##### INFORMATION SUPPLIED
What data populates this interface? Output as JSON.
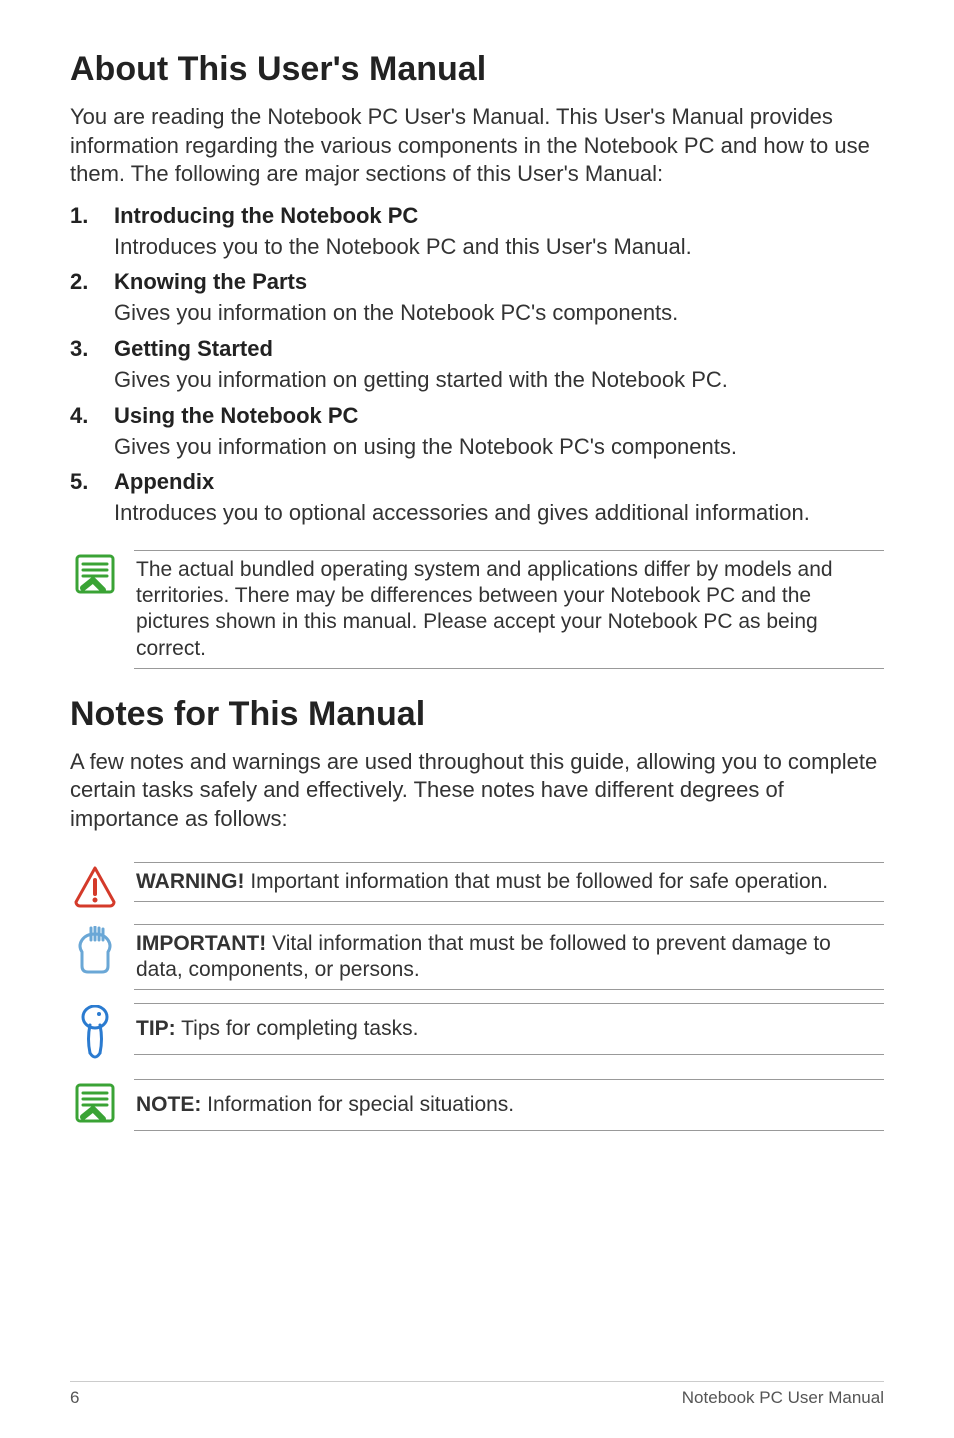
{
  "headings": {
    "h1a": "About This User's Manual",
    "h1b": "Notes for This Manual"
  },
  "intro_a": "You are reading the Notebook PC User's Manual. This User's Manual provides information regarding the various components in the Notebook PC and how to use them. The following are major sections of this User's Manual:",
  "sections": [
    {
      "title": "Introducing the Notebook PC",
      "desc": "Introduces you to the Notebook PC and this User's Manual."
    },
    {
      "title": "Knowing the Parts",
      "desc": "Gives you information on the Notebook PC's components."
    },
    {
      "title": "Getting Started",
      "desc": "Gives you information on getting started with the Notebook PC."
    },
    {
      "title": "Using the Notebook PC",
      "desc": "Gives you information on using the Notebook PC's components."
    },
    {
      "title": "Appendix",
      "desc": "Introduces you to optional accessories and gives additional information."
    }
  ],
  "note_bundled": "The actual bundled operating system and applications differ by models and territories. There may be differences between your Notebook PC and the pictures shown in this manual. Please accept your Notebook PC as being correct.",
  "intro_b": "A few notes and warnings are used throughout this guide, allowing you to complete certain tasks safely and effectively. These notes have different degrees of importance as follows:",
  "callouts": {
    "warning_label": "WARNING!",
    "warning_text": " Important information that must be followed for safe operation.",
    "important_label": "IMPORTANT!",
    "important_text": " Vital information that must be followed to prevent damage to data, components, or persons.",
    "tip_label": "TIP:",
    "tip_text": " Tips for completing tasks.",
    "note_label": "NOTE:",
    "note_text": "  Information for special situations."
  },
  "footer": {
    "page": "6",
    "doc_title": "Notebook PC User Manual"
  },
  "colors": {
    "note_green": "#3aa335",
    "warning_red": "#d43a2a",
    "important_blue": "#6aa7d6",
    "tip_blue": "#2b7bd0"
  }
}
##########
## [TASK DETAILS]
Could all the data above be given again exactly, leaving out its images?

## [ANSWER]
What data populates this interface? Output as JSON.
{
  "headings": {
    "h1a": "About This User's Manual",
    "h1b": "Notes for This Manual"
  },
  "intro_a": "You are reading the Notebook PC User's Manual. This User's Manual provides information regarding the various components in the Notebook PC and how to use them. The following are major sections of this User's Manual:",
  "sections": [
    {
      "title": "Introducing the Notebook PC",
      "desc": "Introduces you to the Notebook PC and this User's Manual."
    },
    {
      "title": "Knowing the Parts",
      "desc": "Gives you information on the Notebook PC's components."
    },
    {
      "title": "Getting Started",
      "desc": "Gives you information on getting started with the Notebook PC."
    },
    {
      "title": "Using the Notebook PC",
      "desc": "Gives you information on using the Notebook PC's components."
    },
    {
      "title": "Appendix",
      "desc": "Introduces you to optional accessories and gives additional information."
    }
  ],
  "note_bundled": "The actual bundled operating system and applications differ by models and territories. There may be differences between your Notebook PC and the pictures shown in this manual. Please accept your Notebook PC as being correct.",
  "intro_b": "A few notes and warnings are used throughout this guide, allowing you to complete certain tasks safely and effectively. These notes have different degrees of importance as follows:",
  "callouts": {
    "warning_label": "WARNING!",
    "warning_text": " Important information that must be followed for safe operation.",
    "important_label": "IMPORTANT!",
    "important_text": " Vital information that must be followed to prevent damage to data, components, or persons.",
    "tip_label": "TIP:",
    "tip_text": " Tips for completing tasks.",
    "note_label": "NOTE:",
    "note_text": "  Information for special situations."
  },
  "footer": {
    "page": "6",
    "doc_title": "Notebook PC User Manual"
  },
  "colors": {
    "note_green": "#3aa335",
    "warning_red": "#d43a2a",
    "important_blue": "#6aa7d6",
    "tip_blue": "#2b7bd0"
  }
}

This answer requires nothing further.